CLOSE

Now Commenting On:

Ortiz's injury opens up spot for Carter

Ortiz's injury opens up spot for Carter

BOSTON -- With slugger David Ortiz sent to the disabled list with a partially torn ECU tendon sheath in his left wrist, the Red Sox called up outfielder Chris Carter before Tuesday night's game against the Rays at Fenway Park.

Carter, who has yet to play in a Major League game, is in his first full season with the Red Sox organization after coming over in a trade that sent Wily Mo Pena to the Nationals in August.

The 25-year-old Carter got the nod over another potential candidate to fill the roster spot, PawSox teammate Brandon Moss, who was named the International League batter of the week.
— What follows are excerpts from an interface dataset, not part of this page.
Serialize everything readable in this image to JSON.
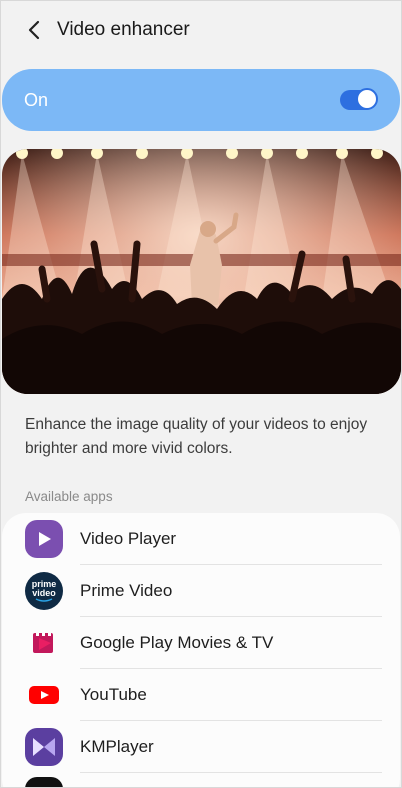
{
  "header": {
    "title": "Video enhancer"
  },
  "toggle": {
    "label": "On",
    "enabled": true,
    "accent": "#7cb8f6"
  },
  "hero": {
    "subject": "concert crowd"
  },
  "description": "Enhance the image quality of your videos to enjoy brighter and more vivid colors.",
  "available_apps_label": "Available apps",
  "apps": [
    {
      "name": "Video Player",
      "icon": "video-player-icon"
    },
    {
      "name": "Prime Video",
      "icon": "prime-video-icon",
      "icon_text_1": "prime",
      "icon_text_2": "video"
    },
    {
      "name": "Google Play Movies & TV",
      "icon": "play-movies-icon"
    },
    {
      "name": "YouTube",
      "icon": "youtube-icon"
    },
    {
      "name": "KMPlayer",
      "icon": "kmplayer-icon"
    }
  ]
}
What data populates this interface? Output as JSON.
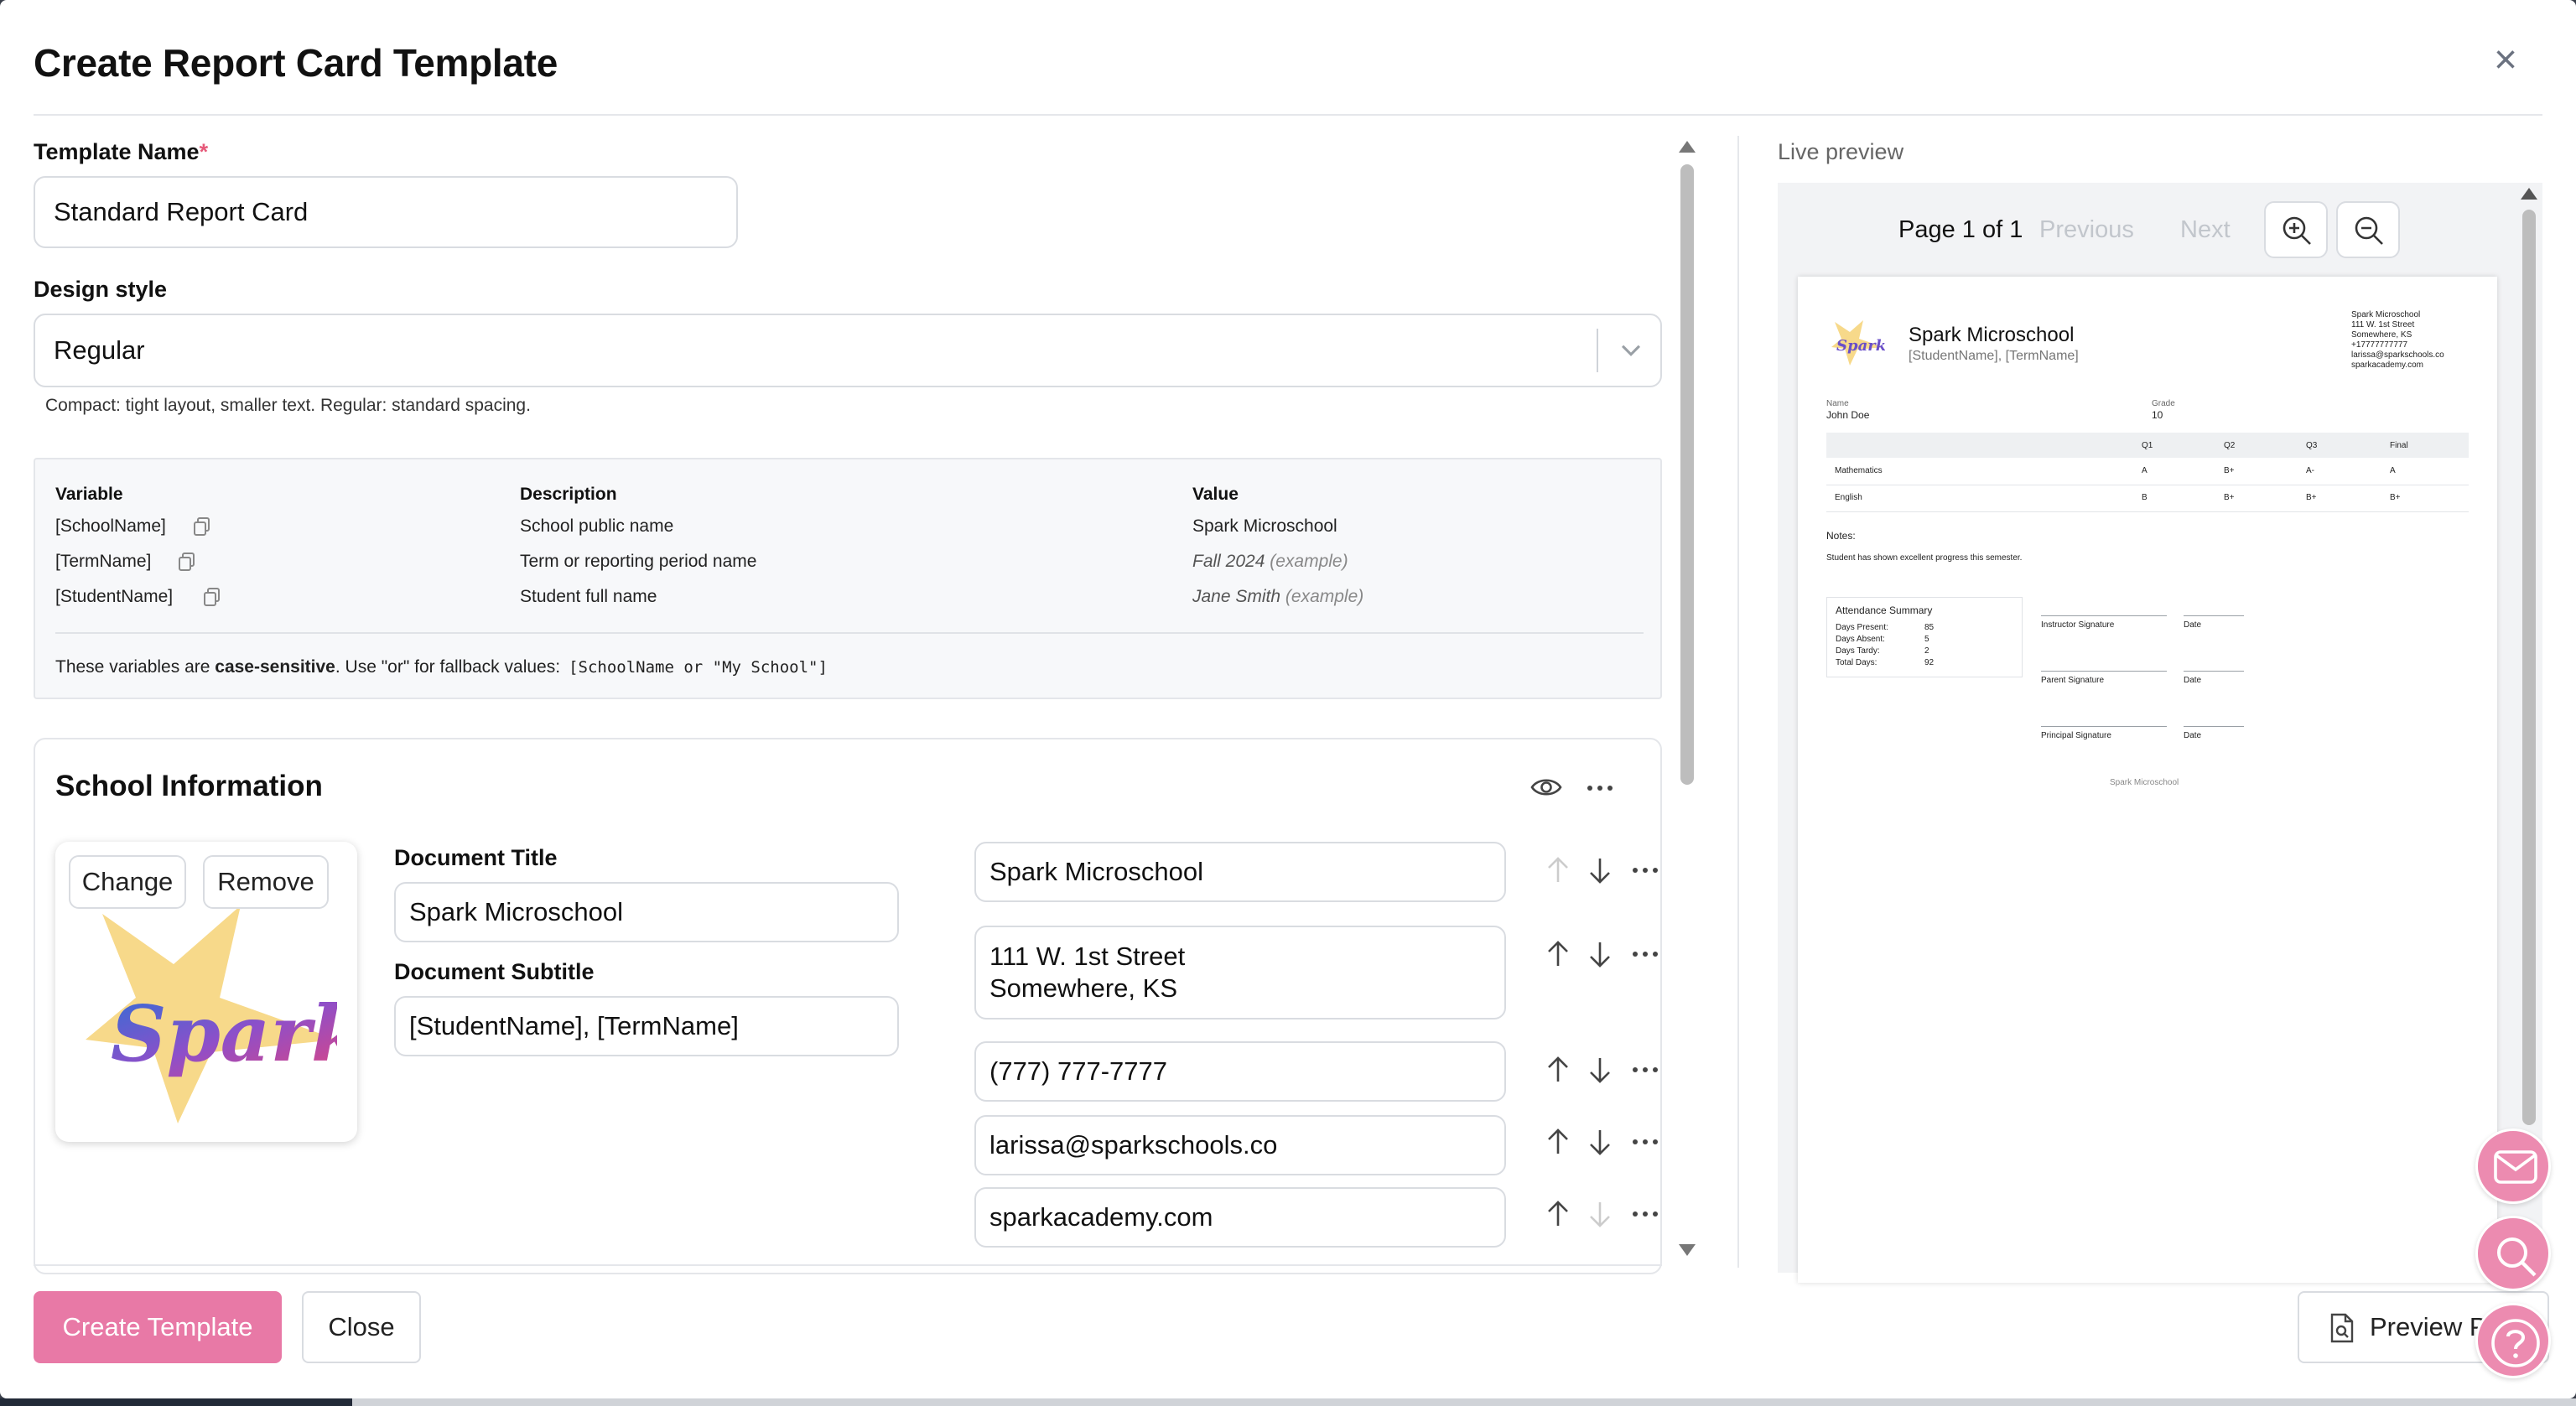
{
  "modal": {
    "title": "Create Report Card Template"
  },
  "form": {
    "template_name_label": "Template Name",
    "required_mark": "*",
    "template_name_value": "Standard Report Card",
    "design_style_label": "Design style",
    "design_style_value": "Regular",
    "design_style_hint": "Compact: tight layout, smaller text. Regular: standard spacing."
  },
  "variables": {
    "headers": {
      "variable": "Variable",
      "description": "Description",
      "value": "Value"
    },
    "rows": [
      {
        "name": "[SchoolName]",
        "description": "School public name",
        "value": "Spark Microschool",
        "example": ""
      },
      {
        "name": "[TermName]",
        "description": "Term or reporting period name",
        "value": "Fall 2024",
        "example": "(example)"
      },
      {
        "name": "[StudentName]",
        "description": "Student full name",
        "value": "Jane Smith",
        "example": "(example)"
      }
    ],
    "note_prefix": "These variables are ",
    "note_bold": "case-sensitive",
    "note_suffix": ". Use \"or\" for fallback values:",
    "note_code": "[SchoolName or \"My School\"]"
  },
  "school_info": {
    "title": "School Information",
    "change_label": "Change",
    "remove_label": "Remove",
    "logo_text": "Spark",
    "doc_title_label": "Document Title",
    "doc_title_value": "Spark Microschool",
    "doc_subtitle_label": "Document Subtitle",
    "doc_subtitle_value": "[StudentName], [TermName]",
    "fields": [
      "Spark Microschool",
      "111 W. 1st Street\nSomewhere, KS",
      "(777) 777-7777",
      "larissa@sparkschools.co",
      "sparkacademy.com"
    ]
  },
  "preview": {
    "label": "Live preview",
    "page_info": "Page 1 of 1",
    "previous": "Previous",
    "next": "Next",
    "paper": {
      "school": "Spark Microschool",
      "subtitle": "[StudentName], [TermName]",
      "address": [
        "Spark Microschool",
        "111 W. 1st Street",
        "Somewhere, KS",
        "+17777777777",
        "larissa@sparkschools.co",
        "sparkacademy.com"
      ],
      "name_label": "Name",
      "name_value": "John Doe",
      "grade_label": "Grade",
      "grade_value": "10",
      "table_headers": [
        "Q1",
        "Q2",
        "Q3",
        "Final"
      ],
      "table_rows": [
        {
          "subject": "Mathematics",
          "grades": [
            "A",
            "B+",
            "A-",
            "A"
          ]
        },
        {
          "subject": "English",
          "grades": [
            "B",
            "B+",
            "B+",
            "B+"
          ]
        }
      ],
      "notes_label": "Notes:",
      "notes_text": "Student has shown excellent progress this semester.",
      "attendance_title": "Attendance Summary",
      "attendance": [
        {
          "label": "Days Present:",
          "value": "85"
        },
        {
          "label": "Days Absent:",
          "value": "5"
        },
        {
          "label": "Days Tardy:",
          "value": "2"
        },
        {
          "label": "Total Days:",
          "value": "92"
        }
      ],
      "signatures": [
        "Instructor Signature",
        "Parent Signature",
        "Principal Signature"
      ],
      "date_label": "Date",
      "footer": "Spark Microschool"
    }
  },
  "footer": {
    "create_label": "Create Template",
    "close_label": "Close",
    "preview_label": "Preview P"
  },
  "colors": {
    "primary": "#e879a6",
    "fab": "#ec8bb0"
  }
}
While both players were swinging hot bats, Red Sox manager Terry Francona said the move was a way to reward Carter for his strong play while letting Moss get more regular work while recovering from an appendectomy in early May.

More

"Chris was really swinging the bat well; so was Mossy," Francona said. "We weren't sure what the opportunities were for [Moss] to play every day here in the next week to 10 days. So letting him go play and keep playing gives Carter an opportunity to come to the Major Leagues.

"But we thought [Carter] hit himself into a place where we could reward him to come to the Major Leagues and maybe help us win a couple games."

Carter hit .316 with 10 homers and 35 RBIs this season for the PawSox, but his performance as of late is what sparked his promotion. He batted .385 with five home runs in his past 10 contests, a tear he partially attributes to Sox infielder Alex Cora.

"I've actually relaxed, and it's helped my bat speed increase," Carter said. "I'll give Alex Cora some credit. He was down there [at Pawtucket] three weeks ago. He told me to relax. I had my hands all different places over the game. He really pulled me aside and said, 'Hey, man, you can swing, you're just not driving the ball like you can.' And it worked."

Although he's filling Ortiz's spot on the roster, Carter said he knows his presence is not to take over where Ortiz left off.

"I don't think I'm a replacement right now," Carter said. "I don't think anyone can replace David Ortiz. All I'm going to do is help the team win any way I can."

Mark Remme is an associate reporter for MLB.com. This story was not subject to the approval of Major League Baseball or its clubs.

Less